▶ Task requirements
Your answer should hold all lines of the entries that include the word "data".

START Material supplied

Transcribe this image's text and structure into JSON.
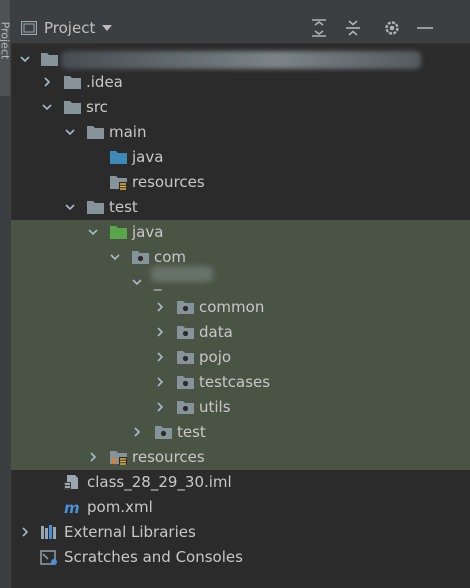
{
  "panel": {
    "side_tab_label": "Project",
    "title": "Project"
  },
  "tree": {
    "root_label": "",
    "items": [
      {
        "label": ".idea"
      },
      {
        "label": "src"
      },
      {
        "label": "main"
      },
      {
        "label": "java"
      },
      {
        "label": "resources"
      },
      {
        "label": "test"
      },
      {
        "label": "java"
      },
      {
        "label": "com"
      },
      {
        "label": "_"
      },
      {
        "label": "common"
      },
      {
        "label": "data"
      },
      {
        "label": "pojo"
      },
      {
        "label": "testcases"
      },
      {
        "label": "utils"
      },
      {
        "label": "test"
      },
      {
        "label": "resources"
      },
      {
        "label": "class_28_29_30.iml"
      },
      {
        "label": "pom.xml"
      },
      {
        "label": "External Libraries"
      },
      {
        "label": "Scratches and Consoles"
      }
    ]
  },
  "colors": {
    "background": "#2b2b2b",
    "header": "#3c3f41",
    "selection": "#4a5445",
    "folder": "#87939a",
    "source_folder": "#3d8ab8",
    "test_folder": "#5aa64a"
  }
}
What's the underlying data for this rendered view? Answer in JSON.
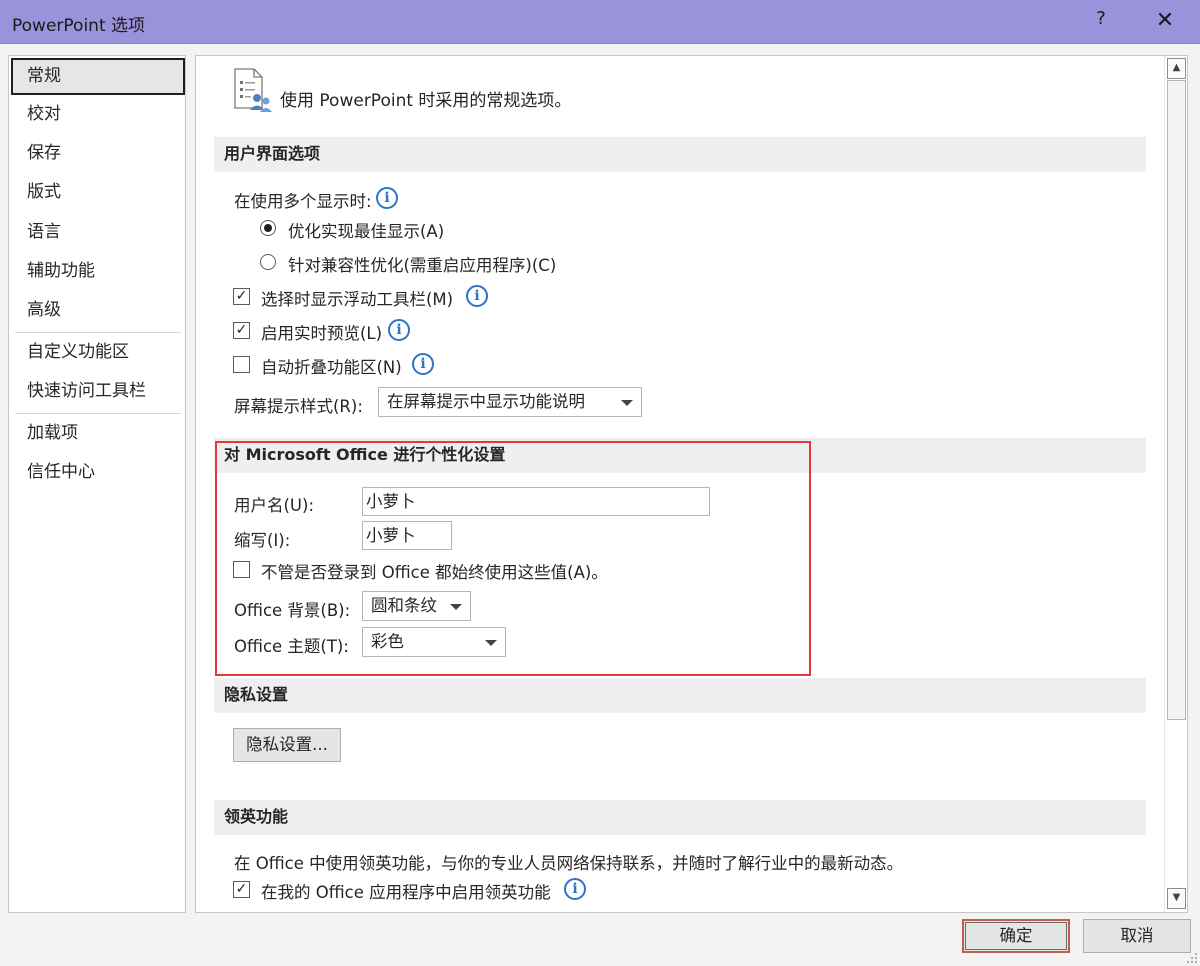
{
  "window": {
    "title": "PowerPoint 选项",
    "help_label": "?",
    "close_label": "✕"
  },
  "sidebar": {
    "items": [
      {
        "label": "常规",
        "selected": true
      },
      {
        "label": "校对"
      },
      {
        "label": "保存"
      },
      {
        "label": "版式"
      },
      {
        "label": "语言"
      },
      {
        "label": "辅助功能"
      },
      {
        "label": "高级"
      },
      {
        "label": "自定义功能区"
      },
      {
        "label": "快速访问工具栏"
      },
      {
        "label": "加载项"
      },
      {
        "label": "信任中心"
      }
    ]
  },
  "content": {
    "header": "使用 PowerPoint 时采用的常规选项。",
    "ui_options": {
      "title": "用户界面选项",
      "multi_display_label": "在使用多个显示时:",
      "radio_best": "优化实现最佳显示(A)",
      "radio_best_selected": true,
      "radio_compat": "针对兼容性优化(需重启应用程序)(C)",
      "check_minitoolbar": "选择时显示浮动工具栏(M)",
      "check_minitoolbar_checked": true,
      "check_livepreview": "启用实时预览(L)",
      "check_livepreview_checked": true,
      "check_collapse_ribbon": "自动折叠功能区(N)",
      "check_collapse_ribbon_checked": false,
      "screentip_label": "屏幕提示样式(R):",
      "screentip_value": "在屏幕提示中显示功能说明"
    },
    "personalize": {
      "title": "对 Microsoft Office 进行个性化设置",
      "username_label": "用户名(U):",
      "username_value": "小萝卜",
      "initials_label": "缩写(I):",
      "initials_value": "小萝卜",
      "always_use_label": "不管是否登录到 Office 都始终使用这些值(A)。",
      "always_use_checked": false,
      "background_label": "Office 背景(B):",
      "background_value": "圆和条纹",
      "theme_label": "Office 主题(T):",
      "theme_value": "彩色"
    },
    "privacy": {
      "title": "隐私设置",
      "button_label": "隐私设置..."
    },
    "linkedin": {
      "title": "领英功能",
      "description": "在 Office 中使用领英功能，与你的专业人员网络保持联系，并随时了解行业中的最新动态。",
      "enable_label": "在我的 Office 应用程序中启用领英功能",
      "enable_checked": true
    }
  },
  "footer": {
    "ok_label": "确定",
    "cancel_label": "取消"
  },
  "colors": {
    "titlebar": "#9b92dc",
    "info_icon": "#2e74c4",
    "highlight": "#e53935"
  }
}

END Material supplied

▶ Response to this exercise
        "label": "data"
What's the underlying data for this rendered view? Answer in JSON.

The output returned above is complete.